» WORK REQUIRED
Search the lines of the records for the word "JSON", and copy every line that has it.
----------------------------------------
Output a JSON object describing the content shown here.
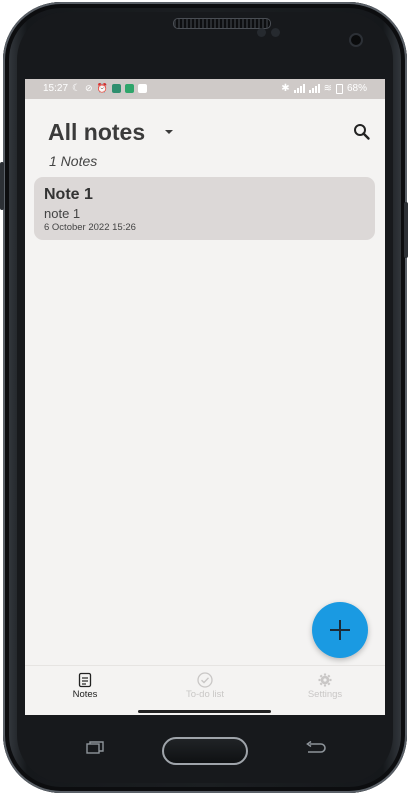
{
  "status_bar": {
    "time": "15:27",
    "battery": "68"
  },
  "header": {
    "title": "All notes",
    "note_count": "1 Notes"
  },
  "notes": [
    {
      "title": "Note 1",
      "body": "note 1",
      "date": "6 October 2022 15:26"
    }
  ],
  "bottom_nav": [
    {
      "label": "Notes",
      "icon": "notes-icon",
      "active": true
    },
    {
      "label": "To-do list",
      "icon": "check-circle-icon",
      "active": false
    },
    {
      "label": "Settings",
      "icon": "gear-icon",
      "active": false
    }
  ],
  "fab": {
    "icon": "plus-icon"
  },
  "colors": {
    "accent": "#1a9ae2",
    "card": "#dcd8d7",
    "background": "#f4f3f2",
    "status_bar": "#cfcac8"
  }
}
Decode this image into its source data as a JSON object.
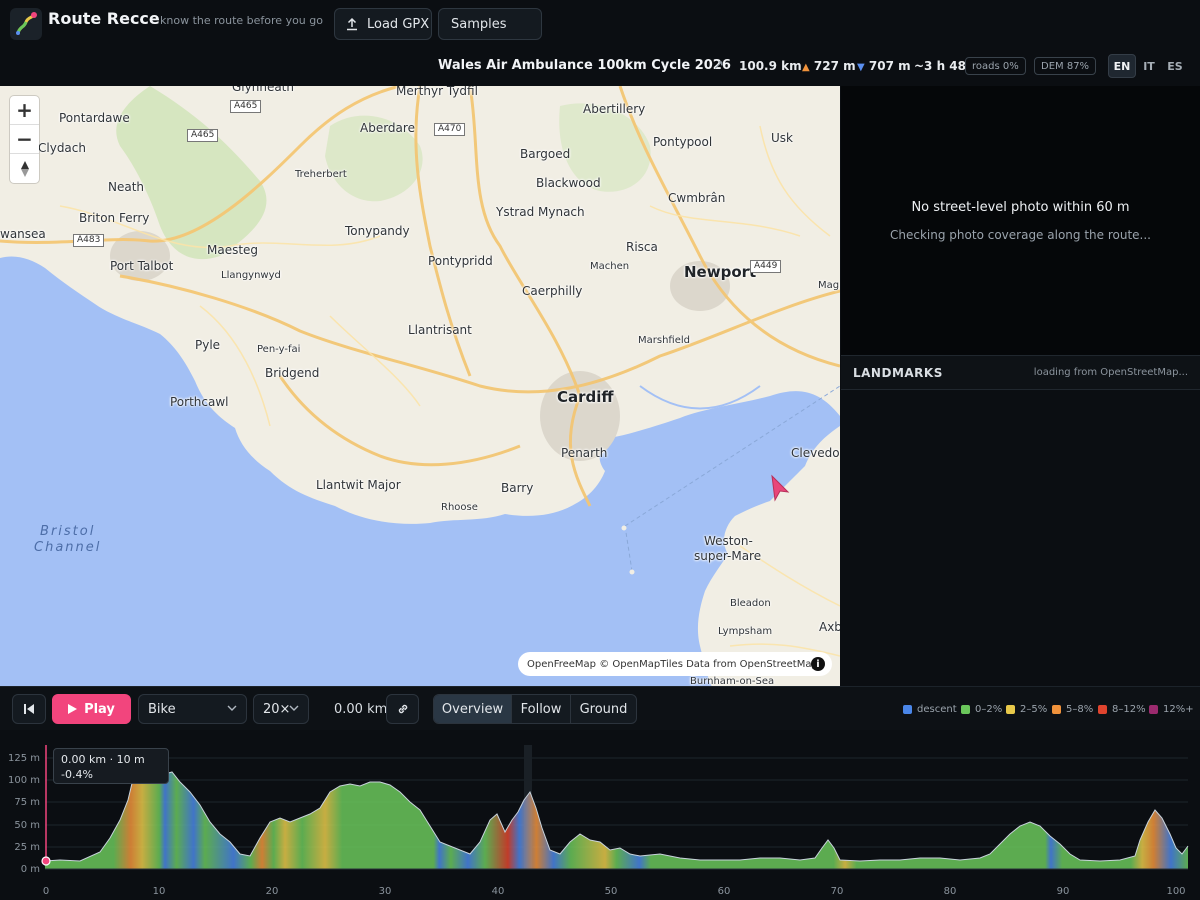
{
  "app": {
    "name": "Route Recce",
    "tagline": "know the route before you go"
  },
  "header": {
    "load_gpx_label": "Load GPX",
    "samples_label": "Samples"
  },
  "route": {
    "name": "Wales Air Ambulance 100km Cycle 2026",
    "distance": "100.9 km",
    "ascent": "727 m",
    "descent": "707 m",
    "duration": "~3 h 48",
    "roads_badge": "roads 0%",
    "dem_badge": "DEM 87%"
  },
  "languages": [
    {
      "code": "EN",
      "active": true
    },
    {
      "code": "IT",
      "active": false
    },
    {
      "code": "ES",
      "active": false
    }
  ],
  "map": {
    "towns": {
      "glynneath": "Glynneath",
      "merthyr": "Merthyr Tydfil",
      "abertillery": "Abertillery",
      "pontardawe": "Pontardawe",
      "aberdare": "Aberdare",
      "pontypool": "Pontypool",
      "usk": "Usk",
      "clydach": "Clydach",
      "bargoed": "Bargoed",
      "blackwood": "Blackwood",
      "cwmbran": "Cwmbrân",
      "neath": "Neath",
      "treherbert": "Treherbert",
      "britonferry": "Briton Ferry",
      "ystradmynach": "Ystrad Mynach",
      "swansea": "wansea",
      "tonypandy": "Tonypandy",
      "maesteg": "Maesteg",
      "risca": "Risca",
      "portalbot": "Port Talbot",
      "llangynwyd": "Llangynwyd",
      "pontypridd": "Pontypridd",
      "machen": "Machen",
      "newport": "Newport",
      "magor": "Mag",
      "caerphilly": "Caerphilly",
      "llantrisant": "Llantrisant",
      "marshfield": "Marshfield",
      "pyle": "Pyle",
      "penyfai": "Pen-y-fai",
      "bridgend": "Bridgend",
      "cardiff": "Cardiff",
      "porthcawl": "Porthcawl",
      "penarth": "Penarth",
      "clevedon": "Clevedo",
      "llantwit": "Llantwit Major",
      "barry": "Barry",
      "rhoose": "Rhoose",
      "weston1": "Weston-",
      "weston2": "super-Mare",
      "bleadon": "Bleadon",
      "lympsham": "Lympsham",
      "axbridge": "Axb",
      "burnham": "Burnham-on-Sea"
    },
    "water": {
      "line1": "Bristol",
      "line2": "Channel"
    },
    "shields": {
      "a465a": "A465",
      "a465b": "A465",
      "a470": "A470",
      "a483": "A483",
      "a449": "A449"
    },
    "attribution": "OpenFreeMap © OpenMapTiles Data from OpenStreetMap",
    "zoom_in": "+",
    "zoom_out": "−"
  },
  "photo_panel": {
    "title": "No street-level photo within 60 m",
    "subtitle": "Checking photo coverage along the route..."
  },
  "landmarks": {
    "title": "LANDMARKS",
    "status": "loading from OpenStreetMap..."
  },
  "controls": {
    "play_label": "Play",
    "mode_value": "Bike",
    "speed_value": "20×",
    "distance": "0.00 km",
    "views": [
      "Overview",
      "Follow",
      "Ground"
    ],
    "active_view": "Overview"
  },
  "legend": [
    {
      "label": "descent",
      "color": "#4a86e8"
    },
    {
      "label": "0–2%",
      "color": "#6ac75b"
    },
    {
      "label": "2–5%",
      "color": "#e8c94a"
    },
    {
      "label": "5–8%",
      "color": "#f0923b"
    },
    {
      "label": "8–12%",
      "color": "#e0442e"
    },
    {
      "label": "12%+",
      "color": "#9b2a6e"
    }
  ],
  "elevation": {
    "y_ticks": [
      "125 m",
      "100 m",
      "75 m",
      "50 m",
      "25 m",
      "0 m"
    ],
    "x_ticks": [
      "0",
      "10",
      "20",
      "30",
      "40",
      "50",
      "60",
      "70",
      "80",
      "90",
      "100"
    ],
    "tooltip_line1": "0.00 km · 10 m",
    "tooltip_line2": "-0.4%"
  }
}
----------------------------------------
» FINISHED EXERCISE
Output a JSON object describing the content shown here.
Decode this image into its source data as a JSON object.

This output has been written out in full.